+++ ENTRIES PROVIDED

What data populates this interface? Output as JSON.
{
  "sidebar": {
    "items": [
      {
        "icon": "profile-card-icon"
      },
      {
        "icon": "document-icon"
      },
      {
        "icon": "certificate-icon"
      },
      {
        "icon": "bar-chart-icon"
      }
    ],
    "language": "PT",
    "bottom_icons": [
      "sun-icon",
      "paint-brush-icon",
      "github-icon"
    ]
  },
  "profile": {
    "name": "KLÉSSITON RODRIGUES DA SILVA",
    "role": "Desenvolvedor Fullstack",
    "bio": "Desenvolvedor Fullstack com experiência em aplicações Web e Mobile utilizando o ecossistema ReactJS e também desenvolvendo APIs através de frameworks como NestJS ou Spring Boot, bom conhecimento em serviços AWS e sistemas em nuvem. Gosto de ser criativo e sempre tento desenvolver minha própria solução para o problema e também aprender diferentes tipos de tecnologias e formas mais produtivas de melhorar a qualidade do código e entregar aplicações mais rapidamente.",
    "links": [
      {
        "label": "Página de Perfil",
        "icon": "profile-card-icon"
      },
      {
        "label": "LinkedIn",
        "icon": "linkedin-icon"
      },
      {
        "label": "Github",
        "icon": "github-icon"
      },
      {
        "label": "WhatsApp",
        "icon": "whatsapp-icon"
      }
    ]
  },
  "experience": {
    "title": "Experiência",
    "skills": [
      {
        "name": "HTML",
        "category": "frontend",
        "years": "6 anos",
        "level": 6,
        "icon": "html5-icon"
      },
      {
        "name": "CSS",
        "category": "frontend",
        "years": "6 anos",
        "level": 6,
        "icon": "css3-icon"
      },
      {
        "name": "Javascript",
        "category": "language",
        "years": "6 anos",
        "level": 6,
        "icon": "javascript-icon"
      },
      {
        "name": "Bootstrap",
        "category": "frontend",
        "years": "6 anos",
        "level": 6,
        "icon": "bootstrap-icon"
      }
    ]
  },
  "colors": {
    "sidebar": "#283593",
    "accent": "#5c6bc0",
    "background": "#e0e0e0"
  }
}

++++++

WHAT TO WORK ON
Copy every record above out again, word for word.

FINAL ANSWER
What data populates this interface? Output as JSON.
{
  "sidebar": {
    "items": [
      {
        "icon": "profile-card-icon"
      },
      {
        "icon": "document-icon"
      },
      {
        "icon": "certificate-icon"
      },
      {
        "icon": "bar-chart-icon"
      }
    ],
    "language": "PT",
    "bottom_icons": [
      "sun-icon",
      "paint-brush-icon",
      "github-icon"
    ]
  },
  "profile": {
    "name": "KLÉSSITON RODRIGUES DA SILVA",
    "role": "Desenvolvedor Fullstack",
    "bio": "Desenvolvedor Fullstack com experiência em aplicações Web e Mobile utilizando o ecossistema ReactJS e também desenvolvendo APIs através de frameworks como NestJS ou Spring Boot, bom conhecimento em serviços AWS e sistemas em nuvem. Gosto de ser criativo e sempre tento desenvolver minha própria solução para o problema e também aprender diferentes tipos de tecnologias e formas mais produtivas de melhorar a qualidade do código e entregar aplicações mais rapidamente.",
    "links": [
      {
        "label": "Página de Perfil",
        "icon": "profile-card-icon"
      },
      {
        "label": "LinkedIn",
        "icon": "linkedin-icon"
      },
      {
        "label": "Github",
        "icon": "github-icon"
      },
      {
        "label": "WhatsApp",
        "icon": "whatsapp-icon"
      }
    ]
  },
  "experience": {
    "title": "Experiência",
    "skills": [
      {
        "name": "HTML",
        "category": "frontend",
        "years": "6 anos",
        "level": 6,
        "icon": "html5-icon"
      },
      {
        "name": "CSS",
        "category": "frontend",
        "years": "6 anos",
        "level": 6,
        "icon": "css3-icon"
      },
      {
        "name": "Javascript",
        "category": "language",
        "years": "6 anos",
        "level": 6,
        "icon": "javascript-icon"
      },
      {
        "name": "Bootstrap",
        "category": "frontend",
        "years": "6 anos",
        "level": 6,
        "icon": "bootstrap-icon"
      }
    ]
  },
  "colors": {
    "sidebar": "#283593",
    "accent": "#5c6bc0",
    "background": "#e0e0e0"
  }
}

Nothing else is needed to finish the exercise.